(Note: As this is an old post, several of the external links are no longer operative or point the same content they did in 2005)
Recently I happened upon a web reference to The Coolest Retard, a music fanzine produced and published in Chicago, in the early 1980s. Out of curiosity I spent the next hour or so googling for more about the magazine and the publisher.
There are quite a few collectors out there with fond memories of the heyday of the Retard. I definitely remember some issues, and even managed to find some recognizable cover photos.
One of the more interesting references I found was a personal testimonial by a photo contributor to the magazine, who offered a good historical reminder of how much more of a challenge it was to self-publish back before the days of blogs and the "digital lifestyle."
Perhaps the greatest innovation of the punk and immediate post-punk era was self-publishing. Independent record labels blossomed almost overnight, circumventing the control of the major companies. Simultaneously, homemade fanzines began to appear in record stores and other alternative outlets. Anyone with something to say and willing to do a little work could now reach an audience.
Today we take self publishing for granted. Anyone with basic computer skills can produce a newsletter and run off hundreds of copies. But until about 1980, it wasn't so simple. Guy Lawley [in R. Sabin (editor), 1999, Punk Rock: So What? The Cultural Legacy of Punk, Routledge, London] summed up the crucial event which made self publishing realistic:
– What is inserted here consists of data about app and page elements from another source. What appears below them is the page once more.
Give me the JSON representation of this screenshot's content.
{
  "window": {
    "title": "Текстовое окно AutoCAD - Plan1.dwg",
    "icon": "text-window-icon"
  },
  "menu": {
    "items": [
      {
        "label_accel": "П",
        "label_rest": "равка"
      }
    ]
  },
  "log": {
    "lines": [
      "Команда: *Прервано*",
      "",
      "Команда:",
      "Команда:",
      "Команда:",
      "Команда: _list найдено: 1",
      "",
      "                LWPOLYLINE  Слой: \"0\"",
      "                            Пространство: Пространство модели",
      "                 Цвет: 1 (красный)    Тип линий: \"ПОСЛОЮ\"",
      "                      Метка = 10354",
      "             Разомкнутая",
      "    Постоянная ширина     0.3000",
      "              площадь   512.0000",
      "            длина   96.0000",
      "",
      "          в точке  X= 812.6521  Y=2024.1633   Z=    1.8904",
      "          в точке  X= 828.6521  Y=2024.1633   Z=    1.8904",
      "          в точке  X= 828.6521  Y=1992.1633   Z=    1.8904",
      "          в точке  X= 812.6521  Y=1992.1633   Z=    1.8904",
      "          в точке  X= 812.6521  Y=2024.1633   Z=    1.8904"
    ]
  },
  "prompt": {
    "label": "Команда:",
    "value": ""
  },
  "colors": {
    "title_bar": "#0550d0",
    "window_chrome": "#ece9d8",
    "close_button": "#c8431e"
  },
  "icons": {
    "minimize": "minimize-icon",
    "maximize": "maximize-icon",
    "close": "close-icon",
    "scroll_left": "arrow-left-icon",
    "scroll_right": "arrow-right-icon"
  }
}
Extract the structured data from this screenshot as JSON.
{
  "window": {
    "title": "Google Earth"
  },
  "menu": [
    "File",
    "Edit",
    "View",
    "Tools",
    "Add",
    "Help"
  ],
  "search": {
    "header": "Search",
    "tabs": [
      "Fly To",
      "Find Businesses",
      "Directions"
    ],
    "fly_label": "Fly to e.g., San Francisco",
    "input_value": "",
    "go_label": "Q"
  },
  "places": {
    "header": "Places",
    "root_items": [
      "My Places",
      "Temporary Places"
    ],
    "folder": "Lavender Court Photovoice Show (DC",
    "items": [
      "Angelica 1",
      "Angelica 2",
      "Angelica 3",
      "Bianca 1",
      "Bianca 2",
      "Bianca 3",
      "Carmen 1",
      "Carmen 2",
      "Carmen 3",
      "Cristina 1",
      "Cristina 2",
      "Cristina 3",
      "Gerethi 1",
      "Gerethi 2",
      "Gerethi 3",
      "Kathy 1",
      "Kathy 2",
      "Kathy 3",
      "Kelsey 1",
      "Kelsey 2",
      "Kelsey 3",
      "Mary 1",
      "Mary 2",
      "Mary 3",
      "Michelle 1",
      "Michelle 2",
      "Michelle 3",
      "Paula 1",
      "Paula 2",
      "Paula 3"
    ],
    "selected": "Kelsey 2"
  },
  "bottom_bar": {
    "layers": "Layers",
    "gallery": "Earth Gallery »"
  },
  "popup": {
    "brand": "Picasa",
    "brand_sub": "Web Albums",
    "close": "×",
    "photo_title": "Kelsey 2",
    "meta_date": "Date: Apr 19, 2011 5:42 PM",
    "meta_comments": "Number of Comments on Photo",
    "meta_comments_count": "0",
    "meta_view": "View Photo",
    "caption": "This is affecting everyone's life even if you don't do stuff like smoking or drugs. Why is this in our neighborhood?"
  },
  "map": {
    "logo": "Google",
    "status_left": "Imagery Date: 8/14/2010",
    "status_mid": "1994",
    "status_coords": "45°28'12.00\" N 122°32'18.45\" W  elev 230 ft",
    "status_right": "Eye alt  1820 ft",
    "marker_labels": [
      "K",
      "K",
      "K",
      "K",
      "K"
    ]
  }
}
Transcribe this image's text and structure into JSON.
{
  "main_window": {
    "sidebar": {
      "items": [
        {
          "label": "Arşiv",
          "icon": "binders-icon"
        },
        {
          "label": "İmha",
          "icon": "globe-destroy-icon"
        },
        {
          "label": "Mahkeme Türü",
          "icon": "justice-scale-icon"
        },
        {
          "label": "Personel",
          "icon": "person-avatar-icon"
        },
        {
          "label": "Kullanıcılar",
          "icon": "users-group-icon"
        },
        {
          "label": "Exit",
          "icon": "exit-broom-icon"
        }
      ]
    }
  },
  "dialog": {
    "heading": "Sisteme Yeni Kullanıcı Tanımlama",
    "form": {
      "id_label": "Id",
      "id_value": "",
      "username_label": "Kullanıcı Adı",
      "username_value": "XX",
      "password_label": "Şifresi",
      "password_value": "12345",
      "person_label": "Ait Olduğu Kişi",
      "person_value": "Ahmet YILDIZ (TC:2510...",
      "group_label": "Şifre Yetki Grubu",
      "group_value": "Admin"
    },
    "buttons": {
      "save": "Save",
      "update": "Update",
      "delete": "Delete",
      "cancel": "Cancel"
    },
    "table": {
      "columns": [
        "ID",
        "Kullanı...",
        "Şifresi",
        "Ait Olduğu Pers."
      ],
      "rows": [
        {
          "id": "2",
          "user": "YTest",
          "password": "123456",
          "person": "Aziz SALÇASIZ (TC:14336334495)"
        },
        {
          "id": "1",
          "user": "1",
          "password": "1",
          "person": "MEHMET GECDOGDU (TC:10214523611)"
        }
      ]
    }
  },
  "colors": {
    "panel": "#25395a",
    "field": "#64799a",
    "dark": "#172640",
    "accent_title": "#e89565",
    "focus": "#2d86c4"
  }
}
"One other factor probably fueled the small press boom more than punk: the photocopier, increasingly available in offices, libraries, and high street shops after 1980. Paying a printer to produce a comic or zine usually meant printing hundreds of copies which weren't going to sell, as printers would only take on larger print runs. Photocopiers meant you could print as few as you needed, then give them away or sell a limited print run to break even or make a modest profit."
The Coolest Retard was produced on typewriters by the individual authors. Early personal computers were available but still expensive and mostly limited to larger offices, and they were hobbled by limited memory and crude software. So we did it the old fashioned way. The articles and photos were then delivered to Craig, who spread them out on the floor of his Bissell Street apartment, cut them to size with a pair of scissors, and glued it all together. The completed originals then were taken to the recently opened Kinko's on Lincoln Avenue. By the time I joined the staff they were working on issue #16, and had a circulation of about 1200 copies. Most of those sold through Wax Trax Records, just a few doors down from Kinko's, and a few other alternative record shops in Chicago. A few hundred were shipped off to be distributed in New York, London, and Liverpool. The cover price was 81 cents.
I wasn't a voracious reader of the mag, but I'd known the publisher, Craig R. Schmidt (pictured at top), since the sixth grade. I can testify somewhat to the energy it took to produce such a magazine, especially when it was all done after the "day job." In Craig's case that day job was in the executive suite of Chicago's famed Marshall Field's department store. It often amazed me how in the hell he found the time to publish the magazine, in addition to the hours he spent working, going to concerts and clubs and just plain listening to all the music he collected -- the man lived in an apartment you could hardly walk in due to the seemingly endless racks of vinyl records. As for the part of using copiers at Kinkos, well, maybe eventually he did, but I can still remember him being one of the first persons I knew who had access to a color copier at work, and how he'd have to wait for the honchos to leave the office so he could get busy creating artwork and publishing.
(As an aside, I find it humorous that color copiers have been around now for over 20 years and that Xerox is still having to push them so hard as the lynch-pin solution to being a business success)
Anyway, a fun trip, for the most part, down memory lane. I've long lost touch with Craig. As fate would have it, we found ourselves as two points in a Jules and Jim style love triangle. Those things don't usually have happy endings for any of the parties involved. Still, I was curious as to what he was up to these days. I'd heard rumors he now lives in New York, but, until the other day, I had given up trying to google anyone named "Schmidt" in New York. I was amazed when I found the picture.
Somewhere along the search path, while reading about the magazine, someone speculated that Craig had gone on to be a "major music writer" in Chicago, but, no, he's in New York, and a Retail Analyst for Merrill Lynch.